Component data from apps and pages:
•••

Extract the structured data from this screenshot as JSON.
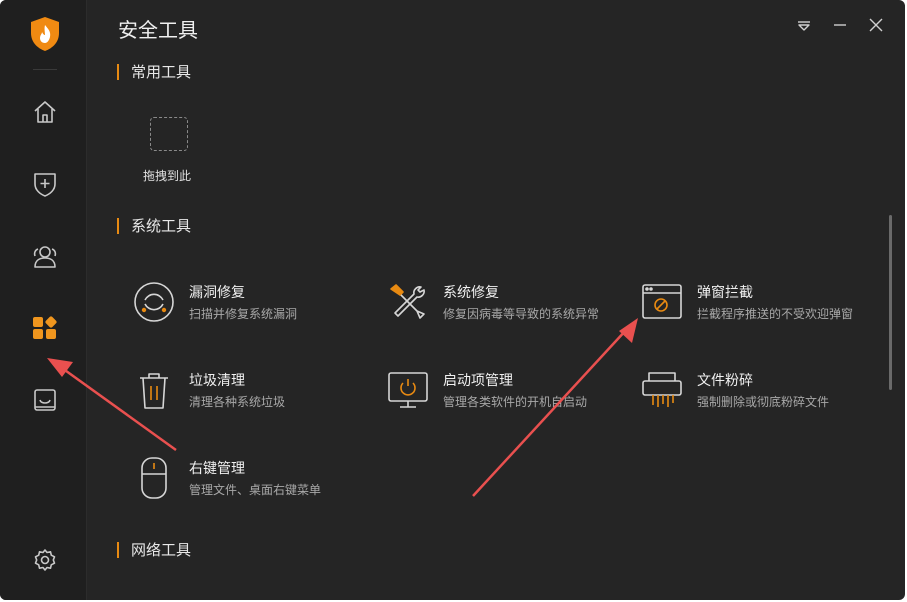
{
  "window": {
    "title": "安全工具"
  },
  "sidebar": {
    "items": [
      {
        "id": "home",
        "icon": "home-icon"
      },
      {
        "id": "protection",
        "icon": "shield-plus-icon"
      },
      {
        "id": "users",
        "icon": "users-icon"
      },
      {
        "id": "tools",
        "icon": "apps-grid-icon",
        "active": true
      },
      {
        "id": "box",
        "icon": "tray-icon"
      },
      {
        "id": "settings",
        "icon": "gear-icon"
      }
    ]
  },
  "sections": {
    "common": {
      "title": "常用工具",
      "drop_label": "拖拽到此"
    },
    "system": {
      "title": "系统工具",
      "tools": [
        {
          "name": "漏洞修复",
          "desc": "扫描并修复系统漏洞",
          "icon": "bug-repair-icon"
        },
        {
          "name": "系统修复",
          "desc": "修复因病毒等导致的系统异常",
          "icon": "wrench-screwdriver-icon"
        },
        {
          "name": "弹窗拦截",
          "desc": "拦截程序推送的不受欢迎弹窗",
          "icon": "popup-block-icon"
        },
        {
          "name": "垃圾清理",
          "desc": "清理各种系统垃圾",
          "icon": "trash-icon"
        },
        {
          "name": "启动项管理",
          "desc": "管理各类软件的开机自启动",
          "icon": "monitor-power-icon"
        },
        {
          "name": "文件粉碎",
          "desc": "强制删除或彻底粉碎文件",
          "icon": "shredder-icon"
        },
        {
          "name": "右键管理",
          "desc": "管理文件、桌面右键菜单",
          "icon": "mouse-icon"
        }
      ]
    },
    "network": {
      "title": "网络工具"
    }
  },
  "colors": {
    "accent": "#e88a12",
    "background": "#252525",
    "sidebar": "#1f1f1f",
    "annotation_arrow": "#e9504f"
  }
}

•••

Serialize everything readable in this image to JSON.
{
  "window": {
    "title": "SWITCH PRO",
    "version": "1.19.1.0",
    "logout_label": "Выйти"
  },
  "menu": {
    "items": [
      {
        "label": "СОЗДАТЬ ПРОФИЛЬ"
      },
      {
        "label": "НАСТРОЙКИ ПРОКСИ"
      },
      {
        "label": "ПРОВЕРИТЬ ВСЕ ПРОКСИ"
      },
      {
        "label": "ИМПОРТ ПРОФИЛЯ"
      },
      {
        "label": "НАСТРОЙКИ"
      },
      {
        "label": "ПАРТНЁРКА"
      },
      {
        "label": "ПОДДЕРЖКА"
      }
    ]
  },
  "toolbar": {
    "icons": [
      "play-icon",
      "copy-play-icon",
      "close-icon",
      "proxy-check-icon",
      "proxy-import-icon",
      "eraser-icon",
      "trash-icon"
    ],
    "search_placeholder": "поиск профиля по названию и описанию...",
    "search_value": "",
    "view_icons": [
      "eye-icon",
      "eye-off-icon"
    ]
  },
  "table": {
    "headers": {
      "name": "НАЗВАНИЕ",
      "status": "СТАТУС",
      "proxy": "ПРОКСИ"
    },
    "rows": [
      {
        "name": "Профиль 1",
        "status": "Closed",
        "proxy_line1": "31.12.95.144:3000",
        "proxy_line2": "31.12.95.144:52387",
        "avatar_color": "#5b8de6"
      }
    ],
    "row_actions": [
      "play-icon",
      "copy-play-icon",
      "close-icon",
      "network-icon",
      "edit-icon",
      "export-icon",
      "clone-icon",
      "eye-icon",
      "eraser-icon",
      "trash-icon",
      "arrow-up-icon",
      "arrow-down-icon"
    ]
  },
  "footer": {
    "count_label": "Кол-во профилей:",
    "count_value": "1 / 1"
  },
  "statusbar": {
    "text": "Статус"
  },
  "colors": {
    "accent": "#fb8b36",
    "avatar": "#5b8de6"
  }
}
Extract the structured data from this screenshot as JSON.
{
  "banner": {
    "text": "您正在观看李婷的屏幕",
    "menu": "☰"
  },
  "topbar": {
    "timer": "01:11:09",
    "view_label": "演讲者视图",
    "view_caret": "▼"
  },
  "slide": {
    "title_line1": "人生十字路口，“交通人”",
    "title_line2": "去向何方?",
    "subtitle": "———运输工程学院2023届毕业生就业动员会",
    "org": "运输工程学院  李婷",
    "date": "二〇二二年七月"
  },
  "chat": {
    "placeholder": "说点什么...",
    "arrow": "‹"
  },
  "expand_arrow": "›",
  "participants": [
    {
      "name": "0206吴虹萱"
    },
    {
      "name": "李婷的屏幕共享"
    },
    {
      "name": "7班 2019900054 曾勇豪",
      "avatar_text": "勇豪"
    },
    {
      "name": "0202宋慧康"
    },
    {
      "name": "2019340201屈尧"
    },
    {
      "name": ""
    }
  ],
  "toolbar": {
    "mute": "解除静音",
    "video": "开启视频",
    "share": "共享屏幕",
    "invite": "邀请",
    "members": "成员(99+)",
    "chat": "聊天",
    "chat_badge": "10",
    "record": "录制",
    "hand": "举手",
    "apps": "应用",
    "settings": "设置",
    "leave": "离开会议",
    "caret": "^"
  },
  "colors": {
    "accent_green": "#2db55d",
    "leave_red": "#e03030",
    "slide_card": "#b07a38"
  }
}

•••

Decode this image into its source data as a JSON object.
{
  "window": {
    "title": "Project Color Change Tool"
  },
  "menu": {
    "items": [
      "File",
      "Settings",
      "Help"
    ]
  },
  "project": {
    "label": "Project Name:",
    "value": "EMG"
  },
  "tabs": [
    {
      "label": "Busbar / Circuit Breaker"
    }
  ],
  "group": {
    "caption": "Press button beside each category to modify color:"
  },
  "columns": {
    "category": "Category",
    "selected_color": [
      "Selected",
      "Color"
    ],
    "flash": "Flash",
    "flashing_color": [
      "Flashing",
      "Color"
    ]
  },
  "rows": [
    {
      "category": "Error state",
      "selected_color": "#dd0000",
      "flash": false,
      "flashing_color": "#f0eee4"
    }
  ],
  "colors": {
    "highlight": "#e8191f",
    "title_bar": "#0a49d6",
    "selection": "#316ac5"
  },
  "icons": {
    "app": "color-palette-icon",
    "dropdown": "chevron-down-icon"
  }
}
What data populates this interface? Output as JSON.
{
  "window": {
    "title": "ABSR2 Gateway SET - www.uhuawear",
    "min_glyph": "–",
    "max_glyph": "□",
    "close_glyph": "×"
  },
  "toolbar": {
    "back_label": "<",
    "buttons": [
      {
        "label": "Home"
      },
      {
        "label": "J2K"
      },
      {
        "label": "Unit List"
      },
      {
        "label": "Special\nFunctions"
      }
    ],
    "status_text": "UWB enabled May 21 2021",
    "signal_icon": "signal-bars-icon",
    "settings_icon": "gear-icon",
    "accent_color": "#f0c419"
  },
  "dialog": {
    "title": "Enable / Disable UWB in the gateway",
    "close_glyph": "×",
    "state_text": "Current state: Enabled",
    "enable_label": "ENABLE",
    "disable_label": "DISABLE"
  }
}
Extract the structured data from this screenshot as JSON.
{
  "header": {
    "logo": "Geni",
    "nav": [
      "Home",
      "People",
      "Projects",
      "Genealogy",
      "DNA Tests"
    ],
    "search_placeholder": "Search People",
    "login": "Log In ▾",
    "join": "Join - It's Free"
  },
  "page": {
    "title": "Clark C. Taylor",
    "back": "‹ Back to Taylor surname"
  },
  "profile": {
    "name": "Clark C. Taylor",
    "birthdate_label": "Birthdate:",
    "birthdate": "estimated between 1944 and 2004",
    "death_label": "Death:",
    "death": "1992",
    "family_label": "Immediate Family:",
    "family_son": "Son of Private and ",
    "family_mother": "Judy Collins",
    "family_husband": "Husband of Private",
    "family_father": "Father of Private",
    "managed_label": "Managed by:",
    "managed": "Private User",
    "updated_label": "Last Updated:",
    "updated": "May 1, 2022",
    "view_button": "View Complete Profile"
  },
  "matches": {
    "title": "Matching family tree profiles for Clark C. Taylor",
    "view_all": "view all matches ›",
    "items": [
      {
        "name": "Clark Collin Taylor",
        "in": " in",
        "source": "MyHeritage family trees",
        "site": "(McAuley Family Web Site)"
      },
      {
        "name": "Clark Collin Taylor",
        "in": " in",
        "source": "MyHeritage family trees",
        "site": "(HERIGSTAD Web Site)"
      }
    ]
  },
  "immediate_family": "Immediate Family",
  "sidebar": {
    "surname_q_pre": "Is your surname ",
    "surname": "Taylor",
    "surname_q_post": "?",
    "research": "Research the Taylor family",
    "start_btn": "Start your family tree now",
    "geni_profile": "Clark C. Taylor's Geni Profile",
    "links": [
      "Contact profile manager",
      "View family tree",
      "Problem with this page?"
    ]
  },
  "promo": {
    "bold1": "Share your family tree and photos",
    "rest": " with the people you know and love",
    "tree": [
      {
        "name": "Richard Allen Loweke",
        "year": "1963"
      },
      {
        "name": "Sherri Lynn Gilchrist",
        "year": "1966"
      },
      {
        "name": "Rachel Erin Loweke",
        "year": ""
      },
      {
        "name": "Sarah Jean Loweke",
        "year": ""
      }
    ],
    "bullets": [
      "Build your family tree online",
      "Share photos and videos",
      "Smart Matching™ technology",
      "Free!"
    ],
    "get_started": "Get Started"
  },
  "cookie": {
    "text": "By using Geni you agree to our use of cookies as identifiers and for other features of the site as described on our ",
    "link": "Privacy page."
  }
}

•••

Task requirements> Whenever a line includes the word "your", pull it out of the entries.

Response area>
    "surname_q_pre": "Is your surname ",
    "start_btn": "Start your family tree now",
    "bold1": "Share your family tree and photos",
      "Build your family tree online",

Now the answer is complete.